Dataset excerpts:
++++++++++

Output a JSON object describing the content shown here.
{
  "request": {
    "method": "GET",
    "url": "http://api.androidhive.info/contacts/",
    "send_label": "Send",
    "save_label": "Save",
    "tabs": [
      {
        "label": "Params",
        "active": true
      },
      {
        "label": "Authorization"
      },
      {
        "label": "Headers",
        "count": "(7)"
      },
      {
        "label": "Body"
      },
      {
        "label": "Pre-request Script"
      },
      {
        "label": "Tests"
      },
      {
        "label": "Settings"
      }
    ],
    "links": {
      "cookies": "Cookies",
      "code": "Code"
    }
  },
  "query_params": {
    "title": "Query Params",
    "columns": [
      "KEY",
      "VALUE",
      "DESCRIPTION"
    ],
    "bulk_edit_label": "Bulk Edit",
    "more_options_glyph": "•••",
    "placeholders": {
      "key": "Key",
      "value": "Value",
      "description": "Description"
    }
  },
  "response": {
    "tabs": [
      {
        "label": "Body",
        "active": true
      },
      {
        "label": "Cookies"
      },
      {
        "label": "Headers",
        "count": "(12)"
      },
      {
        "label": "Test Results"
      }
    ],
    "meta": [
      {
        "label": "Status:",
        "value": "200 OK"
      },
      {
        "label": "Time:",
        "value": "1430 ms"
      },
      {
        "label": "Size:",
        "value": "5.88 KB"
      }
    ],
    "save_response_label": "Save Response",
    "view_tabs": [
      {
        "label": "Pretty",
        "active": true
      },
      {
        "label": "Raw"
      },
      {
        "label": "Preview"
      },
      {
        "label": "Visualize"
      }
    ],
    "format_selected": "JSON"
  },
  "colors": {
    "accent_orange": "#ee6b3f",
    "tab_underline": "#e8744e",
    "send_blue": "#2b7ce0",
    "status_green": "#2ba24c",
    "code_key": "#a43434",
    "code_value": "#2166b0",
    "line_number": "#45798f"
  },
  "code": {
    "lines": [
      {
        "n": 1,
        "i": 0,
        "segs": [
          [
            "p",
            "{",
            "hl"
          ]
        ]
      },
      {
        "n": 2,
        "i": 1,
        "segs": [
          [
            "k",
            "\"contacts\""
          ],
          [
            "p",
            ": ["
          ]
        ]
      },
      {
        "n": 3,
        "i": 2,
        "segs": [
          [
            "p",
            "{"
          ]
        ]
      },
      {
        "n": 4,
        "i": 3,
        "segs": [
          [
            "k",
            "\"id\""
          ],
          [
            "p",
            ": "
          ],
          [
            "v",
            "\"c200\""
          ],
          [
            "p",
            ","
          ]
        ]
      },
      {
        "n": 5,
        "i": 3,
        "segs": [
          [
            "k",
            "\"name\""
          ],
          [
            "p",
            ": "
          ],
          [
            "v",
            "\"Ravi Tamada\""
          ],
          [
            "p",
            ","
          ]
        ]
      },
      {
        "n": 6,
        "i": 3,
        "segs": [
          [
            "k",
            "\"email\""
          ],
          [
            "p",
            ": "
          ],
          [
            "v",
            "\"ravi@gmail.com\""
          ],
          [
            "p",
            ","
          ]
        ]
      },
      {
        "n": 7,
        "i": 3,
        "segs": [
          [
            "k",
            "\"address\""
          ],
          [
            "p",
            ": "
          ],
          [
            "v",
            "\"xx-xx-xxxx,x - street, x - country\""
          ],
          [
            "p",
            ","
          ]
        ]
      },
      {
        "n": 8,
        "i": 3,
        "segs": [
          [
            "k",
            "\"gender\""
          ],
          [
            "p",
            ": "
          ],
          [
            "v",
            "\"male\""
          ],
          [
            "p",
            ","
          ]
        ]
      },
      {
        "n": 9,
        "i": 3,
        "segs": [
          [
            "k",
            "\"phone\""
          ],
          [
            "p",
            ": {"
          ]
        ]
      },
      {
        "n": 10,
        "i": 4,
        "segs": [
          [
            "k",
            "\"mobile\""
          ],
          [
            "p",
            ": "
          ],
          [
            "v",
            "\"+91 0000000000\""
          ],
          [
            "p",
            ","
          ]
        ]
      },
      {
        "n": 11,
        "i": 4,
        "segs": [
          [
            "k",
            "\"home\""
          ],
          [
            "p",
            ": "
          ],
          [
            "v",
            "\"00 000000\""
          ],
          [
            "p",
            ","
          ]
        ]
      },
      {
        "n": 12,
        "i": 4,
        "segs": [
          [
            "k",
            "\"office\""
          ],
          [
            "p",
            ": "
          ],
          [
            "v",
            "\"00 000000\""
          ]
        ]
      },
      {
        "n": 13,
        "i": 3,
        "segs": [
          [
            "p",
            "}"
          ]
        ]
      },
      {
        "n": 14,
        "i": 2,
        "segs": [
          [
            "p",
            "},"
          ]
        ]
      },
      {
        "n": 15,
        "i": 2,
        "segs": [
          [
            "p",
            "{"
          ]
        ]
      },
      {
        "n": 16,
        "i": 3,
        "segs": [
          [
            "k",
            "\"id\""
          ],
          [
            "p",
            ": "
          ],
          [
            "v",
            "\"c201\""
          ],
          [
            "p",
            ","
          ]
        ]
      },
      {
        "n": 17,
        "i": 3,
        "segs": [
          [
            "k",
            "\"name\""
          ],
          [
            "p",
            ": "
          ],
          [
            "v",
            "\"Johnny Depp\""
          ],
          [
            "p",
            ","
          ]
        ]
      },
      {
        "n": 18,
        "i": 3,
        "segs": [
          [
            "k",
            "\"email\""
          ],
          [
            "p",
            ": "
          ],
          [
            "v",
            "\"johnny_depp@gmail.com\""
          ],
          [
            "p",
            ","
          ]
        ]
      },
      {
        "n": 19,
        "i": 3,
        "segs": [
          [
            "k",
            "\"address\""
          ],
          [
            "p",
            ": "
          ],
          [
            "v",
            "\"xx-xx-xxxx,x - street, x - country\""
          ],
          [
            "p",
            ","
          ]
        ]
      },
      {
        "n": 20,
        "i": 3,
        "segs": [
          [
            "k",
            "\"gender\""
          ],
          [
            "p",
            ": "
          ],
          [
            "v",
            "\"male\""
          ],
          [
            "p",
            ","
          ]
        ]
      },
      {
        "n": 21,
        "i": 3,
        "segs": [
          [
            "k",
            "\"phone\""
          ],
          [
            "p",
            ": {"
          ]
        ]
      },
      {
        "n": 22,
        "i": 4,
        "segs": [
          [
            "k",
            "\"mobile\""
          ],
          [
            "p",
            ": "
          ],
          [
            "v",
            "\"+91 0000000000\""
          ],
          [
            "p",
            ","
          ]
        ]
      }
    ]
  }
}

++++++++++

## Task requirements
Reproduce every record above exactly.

## Answer space
Output a JSON object describing the content shown here.
{
  "request": {
    "method": "GET",
    "url": "http://api.androidhive.info/contacts/",
    "send_label": "Send",
    "save_label": "Save",
    "tabs": [
      {
        "label": "Params",
        "active": true
      },
      {
        "label": "Authorization"
      },
      {
        "label": "Headers",
        "count": "(7)"
      },
      {
        "label": "Body"
      },
      {
        "label": "Pre-request Script"
      },
      {
        "label": "Tests"
      },
      {
        "label": "Settings"
      }
    ],
    "links": {
      "cookies": "Cookies",
      "code": "Code"
    }
  },
  "query_params": {
    "title": "Query Params",
    "columns": [
      "KEY",
      "VALUE",
      "DESCRIPTION"
    ],
    "bulk_edit_label": "Bulk Edit",
    "more_options_glyph": "•••",
    "placeholders": {
      "key": "Key",
      "value": "Value",
      "description": "Description"
    }
  },
  "response": {
    "tabs": [
      {
        "label": "Body",
        "active": true
      },
      {
        "label": "Cookies"
      },
      {
        "label": "Headers",
        "count": "(12)"
      },
      {
        "label": "Test Results"
      }
    ],
    "meta": [
      {
        "label": "Status:",
        "value": "200 OK"
      },
      {
        "label": "Time:",
        "value": "1430 ms"
      },
      {
        "label": "Size:",
        "value": "5.88 KB"
      }
    ],
    "save_response_label": "Save Response",
    "view_tabs": [
      {
        "label": "Pretty",
        "active": true
      },
      {
        "label": "Raw"
      },
      {
        "label": "Preview"
      },
      {
        "label": "Visualize"
      }
    ],
    "format_selected": "JSON"
  },
  "colors": {
    "accent_orange": "#ee6b3f",
    "tab_underline": "#e8744e",
    "send_blue": "#2b7ce0",
    "status_green": "#2ba24c",
    "code_key": "#a43434",
    "code_value": "#2166b0",
    "line_number": "#45798f"
  },
  "code": {
    "lines": [
      {
        "n": 1,
        "i": 0,
        "segs": [
          [
            "p",
            "{",
            "hl"
          ]
        ]
      },
      {
        "n": 2,
        "i": 1,
        "segs": [
          [
            "k",
            "\"contacts\""
          ],
          [
            "p",
            ": ["
          ]
        ]
      },
      {
        "n": 3,
        "i": 2,
        "segs": [
          [
            "p",
            "{"
          ]
        ]
      },
      {
        "n": 4,
        "i": 3,
        "segs": [
          [
            "k",
            "\"id\""
          ],
          [
            "p",
            ": "
          ],
          [
            "v",
            "\"c200\""
          ],
          [
            "p",
            ","
          ]
        ]
      },
      {
        "n": 5,
        "i": 3,
        "segs": [
          [
            "k",
            "\"name\""
          ],
          [
            "p",
            ": "
          ],
          [
            "v",
            "\"Ravi Tamada\""
          ],
          [
            "p",
            ","
          ]
        ]
      },
      {
        "n": 6,
        "i": 3,
        "segs": [
          [
            "k",
            "\"email\""
          ],
          [
            "p",
            ": "
          ],
          [
            "v",
            "\"ravi@gmail.com\""
          ],
          [
            "p",
            ","
          ]
        ]
      },
      {
        "n": 7,
        "i": 3,
        "segs": [
          [
            "k",
            "\"address\""
          ],
          [
            "p",
            ": "
          ],
          [
            "v",
            "\"xx-xx-xxxx,x - street, x - country\""
          ],
          [
            "p",
            ","
          ]
        ]
      },
      {
        "n": 8,
        "i": 3,
        "segs": [
          [
            "k",
            "\"gender\""
          ],
          [
            "p",
            ": "
          ],
          [
            "v",
            "\"male\""
          ],
          [
            "p",
            ","
          ]
        ]
      },
      {
        "n": 9,
        "i": 3,
        "segs": [
          [
            "k",
            "\"phone\""
          ],
          [
            "p",
            ": {"
          ]
        ]
      },
      {
        "n": 10,
        "i": 4,
        "segs": [
          [
            "k",
            "\"mobile\""
          ],
          [
            "p",
            ": "
          ],
          [
            "v",
            "\"+91 0000000000\""
          ],
          [
            "p",
            ","
          ]
        ]
      },
      {
        "n": 11,
        "i": 4,
        "segs": [
          [
            "k",
            "\"home\""
          ],
          [
            "p",
            ": "
          ],
          [
            "v",
            "\"00 000000\""
          ],
          [
            "p",
            ","
          ]
        ]
      },
      {
        "n": 12,
        "i": 4,
        "segs": [
          [
            "k",
            "\"office\""
          ],
          [
            "p",
            ": "
          ],
          [
            "v",
            "\"00 000000\""
          ]
        ]
      },
      {
        "n": 13,
        "i": 3,
        "segs": [
          [
            "p",
            "}"
          ]
        ]
      },
      {
        "n": 14,
        "i": 2,
        "segs": [
          [
            "p",
            "},"
          ]
        ]
      },
      {
        "n": 15,
        "i": 2,
        "segs": [
          [
            "p",
            "{"
          ]
        ]
      },
      {
        "n": 16,
        "i": 3,
        "segs": [
          [
            "k",
            "\"id\""
          ],
          [
            "p",
            ": "
          ],
          [
            "v",
            "\"c201\""
          ],
          [
            "p",
            ","
          ]
        ]
      },
      {
        "n": 17,
        "i": 3,
        "segs": [
          [
            "k",
            "\"name\""
          ],
          [
            "p",
            ": "
          ],
          [
            "v",
            "\"Johnny Depp\""
          ],
          [
            "p",
            ","
          ]
        ]
      },
      {
        "n": 18,
        "i": 3,
        "segs": [
          [
            "k",
            "\"email\""
          ],
          [
            "p",
            ": "
          ],
          [
            "v",
            "\"johnny_depp@gmail.com\""
          ],
          [
            "p",
            ","
          ]
        ]
      },
      {
        "n": 19,
        "i": 3,
        "segs": [
          [
            "k",
            "\"address\""
          ],
          [
            "p",
            ": "
          ],
          [
            "v",
            "\"xx-xx-xxxx,x - street, x - country\""
          ],
          [
            "p",
            ","
          ]
        ]
      },
      {
        "n": 20,
        "i": 3,
        "segs": [
          [
            "k",
            "\"gender\""
          ],
          [
            "p",
            ": "
          ],
          [
            "v",
            "\"male\""
          ],
          [
            "p",
            ","
          ]
        ]
      },
      {
        "n": 21,
        "i": 3,
        "segs": [
          [
            "k",
            "\"phone\""
          ],
          [
            "p",
            ": {"
          ]
        ]
      },
      {
        "n": 22,
        "i": 4,
        "segs": [
          [
            "k",
            "\"mobile\""
          ],
          [
            "p",
            ": "
          ],
          [
            "v",
            "\"+91 0000000000\""
          ],
          [
            "p",
            ","
          ]
        ]
      }
    ]
  }
}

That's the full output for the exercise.